Wash your hands

The influenza virus can live on surfaces such as countertops, chairs, and doorknobs for as long as 72 hours. Children risk infecting themselves with the virus by touching their eyes, nose or mouth after touching a contaminated surface.

To minimize the risk of indirect exposure to the infection, have your child wash their hands or use hand sanitizer several times a day. It is also recommended to frequently wipe down “high touch surfaces” with sanitizing wipes to lower the risk of the virus being there to infect others.

Sick? Stay Home.

If your child doesn’t feel well, keep them home from daycare, school, or other activities and have them rest early in their illness; at least until they are back to their normal selves.
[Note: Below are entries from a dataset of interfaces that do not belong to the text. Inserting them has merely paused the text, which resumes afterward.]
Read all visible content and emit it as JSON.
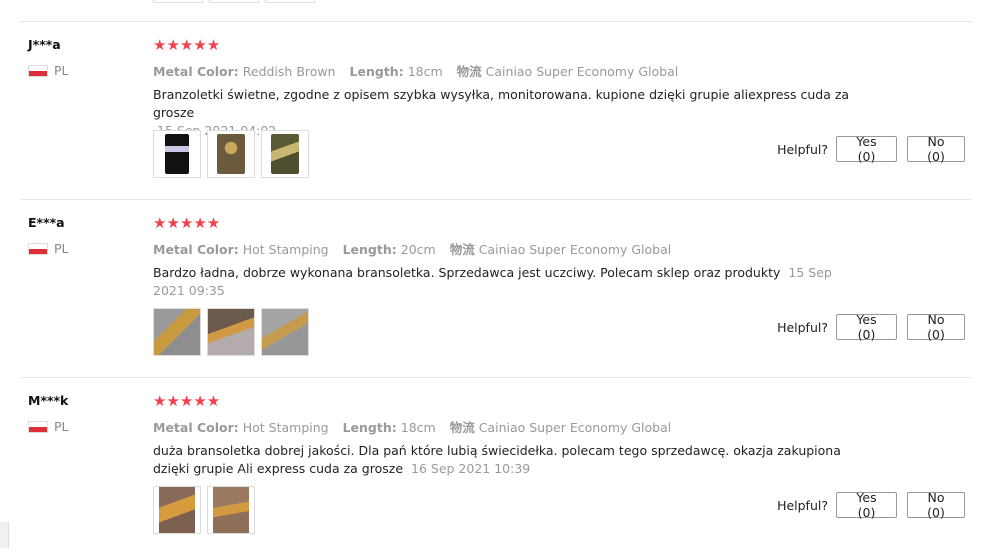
{
  "labels": {
    "metal_color": "Metal Color:",
    "length": "Length:",
    "shipping": "物流",
    "helpful": "Helpful?"
  },
  "reviews": [
    {
      "user": "J***a",
      "country": "PL",
      "rating": 5,
      "stars": "★★★★★",
      "metal_color": "Reddish Brown",
      "length": "18cm",
      "shipping": "Cainiao Super Economy Global",
      "text": "Branzoletki świetne, zgodne z opisem szybka wysyłka, monitorowana. kupione dzięki grupie aliexpress cuda za grosze",
      "date": "15 Sep 2021 04:02",
      "photos": [
        "phone-photo",
        "bracelet-photo",
        "bracelet-photo"
      ],
      "yes": "Yes (0)",
      "no": "No (0)"
    },
    {
      "user": "E***a",
      "country": "PL",
      "rating": 5,
      "stars": "★★★★★",
      "metal_color": "Hot Stamping",
      "length": "20cm",
      "shipping": "Cainiao Super Economy Global",
      "text": "Bardzo ładna, dobrze wykonana bransoletka. Sprzedawca jest uczciwy. Polecam sklep oraz produkty",
      "date": "15 Sep 2021 09:35",
      "photos": [
        "bracelet-photo",
        "bracelet-photo",
        "bracelet-photo"
      ],
      "yes": "Yes (0)",
      "no": "No (0)"
    },
    {
      "user": "M***k",
      "country": "PL",
      "rating": 5,
      "stars": "★★★★★",
      "metal_color": "Hot Stamping",
      "length": "18cm",
      "shipping": "Cainiao Super Economy Global",
      "text": "duża bransoletka dobrej jakości. Dla pań które lubią świecidełka. polecam tego sprzedawcę. okazja zakupiona dzięki grupie Ali express cuda za grosze",
      "date": "16 Sep 2021 10:39",
      "photos": [
        "bracelet-photo",
        "bracelet-photo"
      ],
      "yes": "Yes (0)",
      "no": "No (0)"
    }
  ]
}
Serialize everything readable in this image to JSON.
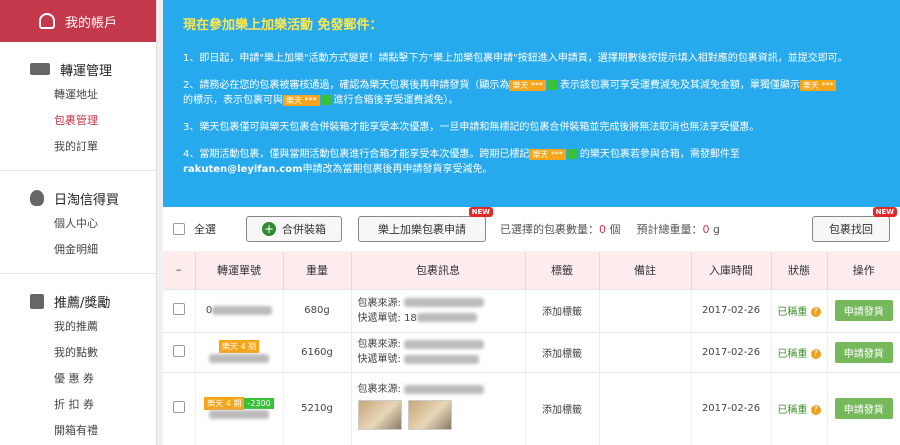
{
  "sidebar": {
    "account_title": "我的帳戶",
    "sections": [
      {
        "title": "轉運管理",
        "icon": "truck-icon",
        "items": [
          "轉運地址",
          "包裹管理",
          "我的訂單"
        ],
        "active": 1
      },
      {
        "title": "日淘信得買",
        "icon": "money-bag-icon",
        "items": [
          "個人中心",
          "佣金明細"
        ],
        "active": -1
      },
      {
        "title": "推薦/獎勵",
        "icon": "gift-box-icon",
        "items": [
          "我的推薦",
          "我的點數",
          "優 惠 券",
          "折 扣 券",
          "開箱有禮"
        ],
        "active": -1
      }
    ]
  },
  "notice": {
    "title": "現在參加樂上加樂活動 免發郵件：",
    "p1": "1、即日起，申請\"樂上加樂\"活動方式變更！請點擊下方\"樂上加樂包裹申請\"按鈕進入申請頁，選擇期數後按提示填入相對應的包裹資訊，並提交即可。",
    "p2a": "2、請務必在您的包裹被審核通過，確認為樂天包裹後再申請發貨（顯示為",
    "p2b": "表示該包裹可享受運費減免及其減免金額，單獨僅顯示",
    "p2c": "的標示，表示包裹可與",
    "p2d": "進行合箱後享受運費減免）。",
    "tag": "樂天 ***",
    "p3": "3、樂天包裹僅可與樂天包裹合併裝箱才能享受本次優惠，一旦申請和無標記的包裹合併裝箱並完成後將無法取消也無法享受優惠。",
    "p4a": "4、當期活動包裹，僅與當期活動包裹進行合箱才能享受本次優惠。跨期已標記",
    "p4b": "的樂天包裹若參與合箱，需發郵件至",
    "email": "rakuten@leyifan.com",
    "p4c": "申請改為當期包裹後再申請發貨享受減免。"
  },
  "toolbar": {
    "select_all": "全選",
    "merge_button": "合併裝箱",
    "apply_button": "樂上加樂包裹申請",
    "new_badge": "NEW",
    "selected_label": "已選擇的包裹數量：",
    "selected_count": "0",
    "selected_unit": "個",
    "weight_label": "預計總重量：",
    "weight_value": "0",
    "weight_unit": "g",
    "find_button": "包裹找回"
  },
  "table": {
    "headers": [
      "–",
      "轉運單號",
      "重量",
      "包裹訊息",
      "標籤",
      "備註",
      "入庫時間",
      "狀態",
      "操作"
    ],
    "source_label": "包裹來源:",
    "tracking_label": "快遞單號:",
    "rows": [
      {
        "tracking": "0",
        "weight": "680g",
        "tracking_no_partial": "18",
        "tag_action": "添加標籤",
        "date": "2017-02-26",
        "status": "已稱重",
        "action": "申請發貨"
      },
      {
        "tracking_tag": "樂天 4 期",
        "weight": "6160g",
        "tag_action": "添加標籤",
        "date": "2017-02-26",
        "status": "已稱重",
        "action": "申請發貨"
      },
      {
        "tracking_tag": "樂天 4 期",
        "tracking_tag2": "-2300",
        "weight": "5210g",
        "tag_action": "添加標籤",
        "date": "2017-02-26",
        "status": "已稱重",
        "action": "申請發貨"
      }
    ]
  }
}
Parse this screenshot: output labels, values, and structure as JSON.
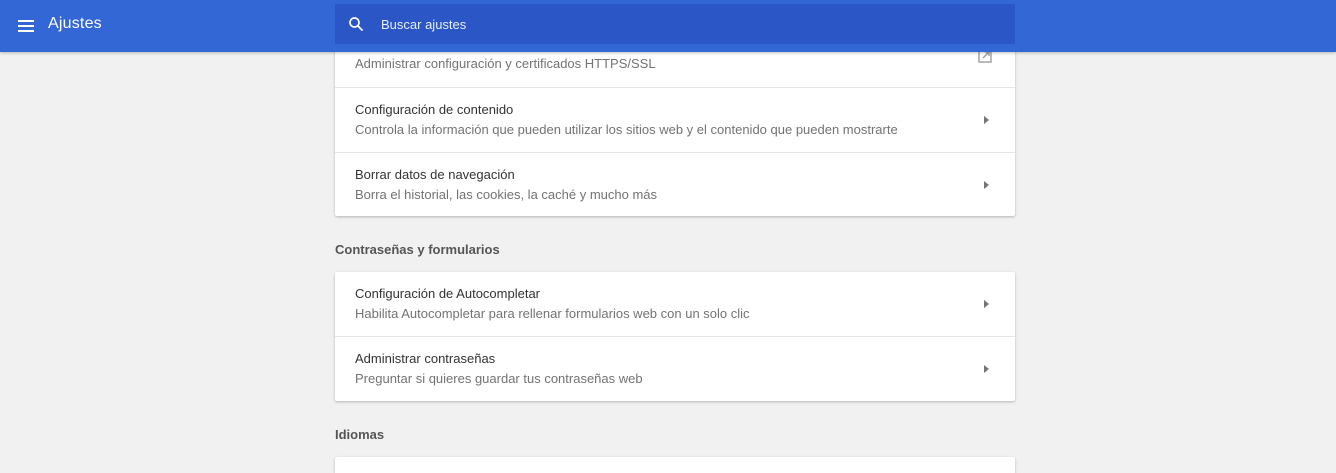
{
  "header": {
    "title": "Ajustes",
    "menu_icon": "hamburger-menu-icon",
    "search": {
      "placeholder": "Buscar ajustes",
      "value": "",
      "icon": "search-icon"
    },
    "color": "#3367d6"
  },
  "privacy_card": {
    "rows": [
      {
        "title": "",
        "description": "Administrar configuración y certificados HTTPS/SSL",
        "icon": "external-link-icon"
      },
      {
        "title": "Configuración de contenido",
        "description": "Controla la información que pueden utilizar los sitios web y el contenido que pueden mostrarte",
        "icon": "arrow-right-icon"
      },
      {
        "title": "Borrar datos de navegación",
        "description": "Borra el historial, las cookies, la caché y mucho más",
        "icon": "arrow-right-icon"
      }
    ]
  },
  "passwords_section": {
    "title": "Contraseñas y formularios",
    "rows": [
      {
        "title": "Configuración de Autocompletar",
        "description": "Habilita Autocompletar para rellenar formularios web con un solo clic",
        "icon": "arrow-right-icon"
      },
      {
        "title": "Administrar contraseñas",
        "description": "Preguntar si quieres guardar tus contraseñas web",
        "icon": "arrow-right-icon"
      }
    ]
  },
  "languages_section": {
    "title": "Idiomas"
  }
}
Attending school while sick and coughing risks spreading the virus to others, as each cough can release thousands of infectious particles into the air.

Be careful not to confuse influenza with the “stomach flu” (viral gastroenteritis). Influenza may cause vomiting and diarrhea (this is more common in children), but whereas the stomach flu keeps you down for a day or two, influenza illness can last much longer and cause serious breathing complications.  In either case, it’s important to avoid dehydration by encouraging your child to drink plenty of fluids.

There are many respiratory viruses circulating, and not all are influenza. When the flu hits, it hits hard and fast.  Within a few hours, those infected feel muscle aches, fatigued, and may suffer cough and chills. Children may or may not develop a fever, and they may or may not suffer vomiting and diarrhea.   Other viral illnesses like rhinovirus (common cold), human metapneumovirus, and parainfluenza all make their rounds this time of year causing fever, runny noses, coughs and general misery.  However, influenza is the most serious of the seasonal illnesses and poses the greatest risk to health.

Contact your doctor if…

The important thing to remember is that flu symptoms can vary from child to child. Not every illness is the flu, but if your child is feeling sick with flu-like symptoms that aren’t getting better over time, contact your primary care provider.

Immediately contact your pediatrician or take your child to the nearest emergency room if they experience any of the following:

  • Flu symptoms that progressively get worse
  • Difficulty eating or drinking, or if your child isn’t urinating once every eight hours as dehydration may be a concern
  • Shortness of breath, or difficulty breathing as respiratory complications can develop quickly and be life-threatening

More resources:

A photo of Joe Kurland, MPH
Joe Kurland, MPH
Rachel Patterson